I. Foreign Sovereign Immunities Act
The Foreign Sovereign Immunities Act ("FSIA") provides the exclusive source of subject matter jurisdiction over claims in United States courts against foreign states and their agencies or instrumentalities. See Republic of Argentina v. Weltover, 504 U.S. 607, 610-11, 119 L. Ed. 2d 394, 112 S. Ct. 2160 (1992). Title 28, United States Code ("U.S.C."), Section 1330 provides:
The district courts shall have original jurisdiction without regard to amount in controversy of any nonjury civil action against a foreign state as defined in section 1603(a) of this title as to any claim for relief in personam with respect to which the foreign state is not entitled to immunity either under sections 1605-1607 of this title or under any applicable international agreement.
Thus, a foreign state, its agents, and its instrumentalities are presumptively immune from suits in the federal courts unless a plaintiff demonstrates that the claim falls within a statutory exception to immunity. See 28 U.S.C. § 1604; see also Verlinden B.V. v. Central Bank of Nigeria, 461 U.S. 480, 488-89, 76 L. Ed. 2d 81, 103 S. Ct. 1962 (1993); Seisay v. Compagnie Nationale Air France, 1997 U.S. Dist. LEXIS 11009, 1997 WL 431084, *4 (S.D.N.Y. July 30, 1997) (Keenan, J.).
The Republic of France owns the majority of the shares of Air France, making Air France an instrumentality of a foreign state under 28 U.S.C. § 1603(b)(2). See Seisay, 1997 WL 431084 at *4. Air France therefore is entitled to sovereign immunity to the same extent as is France itself. See id. The parties agree that if any exception to sovereign immunity is applicable, it is the commercial activity exception, 28 U.S.C. § 1605(a)(2), which provides:

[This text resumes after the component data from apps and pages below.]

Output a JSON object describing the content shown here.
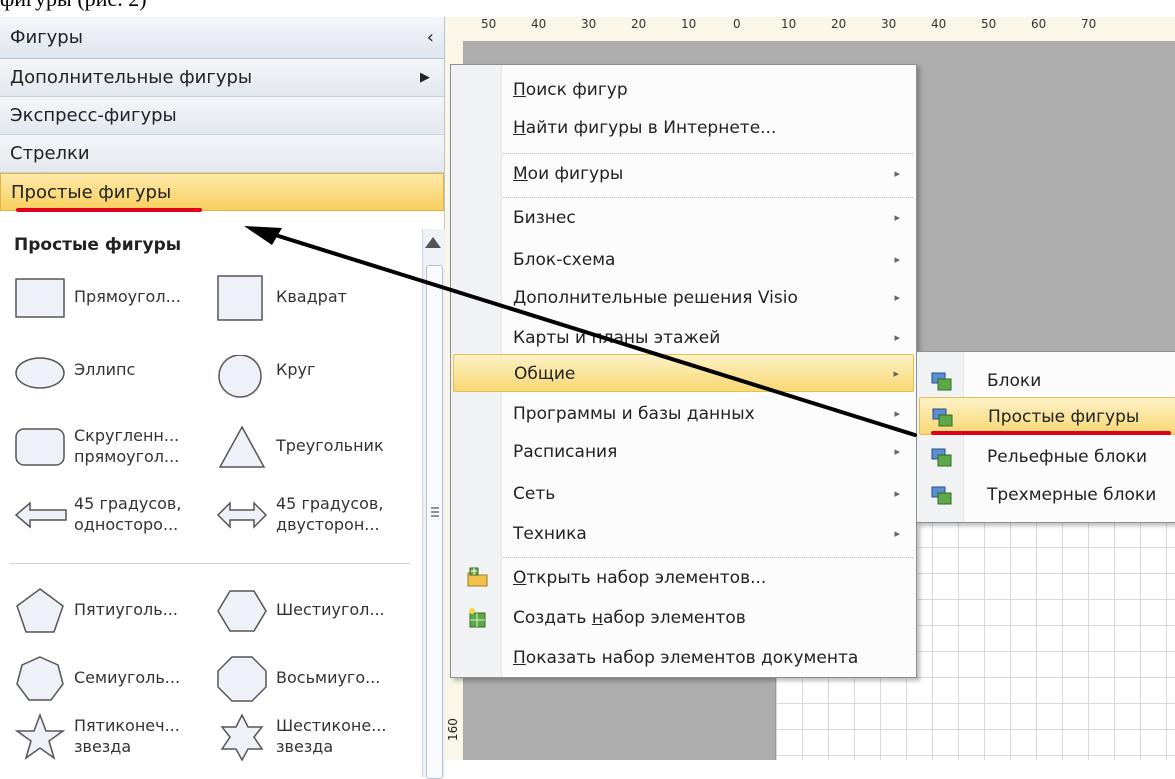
{
  "caption": "фигуры (рис. 2)",
  "panel": {
    "header": "Фигуры",
    "collapse_glyph": "‹",
    "rows": [
      {
        "label": "Дополнительные фигуры",
        "arrow": "▶"
      },
      {
        "label": "Экспресс-фигуры"
      },
      {
        "label": "Стрелки"
      },
      {
        "label": "Простые фигуры"
      }
    ],
    "shapes_title": "Простые фигуры",
    "shapes": [
      {
        "icon": "rectangle-shape-icon",
        "label": "Прямоугол..."
      },
      {
        "icon": "square-shape-icon",
        "label": "Квадрат"
      },
      {
        "icon": "ellipse-shape-icon",
        "label": "Эллипс"
      },
      {
        "icon": "circle-shape-icon",
        "label": "Круг"
      },
      {
        "icon": "rounded-rectangle-shape-icon",
        "label": "Скругленн...\nпрямоугол..."
      },
      {
        "icon": "triangle-shape-icon",
        "label": "Треугольник"
      },
      {
        "icon": "one-sided-arrow-icon",
        "label": "45 градусов,\nодносторо..."
      },
      {
        "icon": "two-sided-arrow-icon",
        "label": "45 градусов,\nдвусторон..."
      },
      {
        "icon": "pentagon-shape-icon",
        "label": "Пятиуголь..."
      },
      {
        "icon": "hexagon-shape-icon",
        "label": "Шестиугол..."
      },
      {
        "icon": "heptagon-shape-icon",
        "label": "Семиуголь..."
      },
      {
        "icon": "octagon-shape-icon",
        "label": "Восьмиуго..."
      },
      {
        "icon": "five-point-star-icon",
        "label": "Пятиконеч...\nзвезда"
      },
      {
        "icon": "six-point-star-icon",
        "label": "Шестиконе...\nзвезда"
      }
    ]
  },
  "ruler": {
    "top_labels": [
      "50",
      "40",
      "30",
      "20",
      "10",
      "0",
      "10",
      "20",
      "30",
      "40",
      "50",
      "60",
      "70"
    ],
    "left_label": "160"
  },
  "menu": {
    "items": [
      {
        "label": "Поиск фигур",
        "u": "П",
        "rest": "оиск фигур",
        "sub": false
      },
      {
        "label": "Найти фигуры в Интернете...",
        "u": "Н",
        "rest": "айти фигуры в Интернете...",
        "sub": false
      },
      {
        "label": "Мои фигуры",
        "u": "М",
        "rest": "ои фигуры",
        "sub": true
      },
      {
        "label": "Бизнес",
        "sub": true
      },
      {
        "label": "Блок-схема",
        "sub": true
      },
      {
        "label": "Дополнительные решения Visio",
        "sub": true
      },
      {
        "label": "Карты и планы этажей",
        "sub": true
      },
      {
        "label": "Общие",
        "sub": true
      },
      {
        "label": "Программы и базы данных",
        "sub": true
      },
      {
        "label": "Расписания",
        "sub": true
      },
      {
        "label": "Сеть",
        "sub": true
      },
      {
        "label": "Техника",
        "sub": true
      },
      {
        "label": "Открыть набор элементов...",
        "u": "О",
        "rest": "ткрыть набор элементов...",
        "sub": false
      },
      {
        "label": "Создать набор элементов",
        "pre": "Создать ",
        "u": "н",
        "rest": "абор элементов",
        "sub": false
      },
      {
        "label": "Показать набор элементов документа",
        "u": "П",
        "rest": "оказать набор элементов документа",
        "sub": false
      }
    ],
    "submenu_glyph": "▸"
  },
  "submenu": {
    "items": [
      {
        "label": "Блоки"
      },
      {
        "label": "Простые фигуры"
      },
      {
        "label": "Рельефные блоки"
      },
      {
        "label": "Трехмерные блоки"
      }
    ]
  },
  "colors": {
    "highlight": "#f8d873",
    "annotation_red": "#e0001b",
    "annotation_arrow": "#000000"
  }
}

(a) A foreign state shall not be immune from the jurisdiction of the courts of the United States or of the States in any case -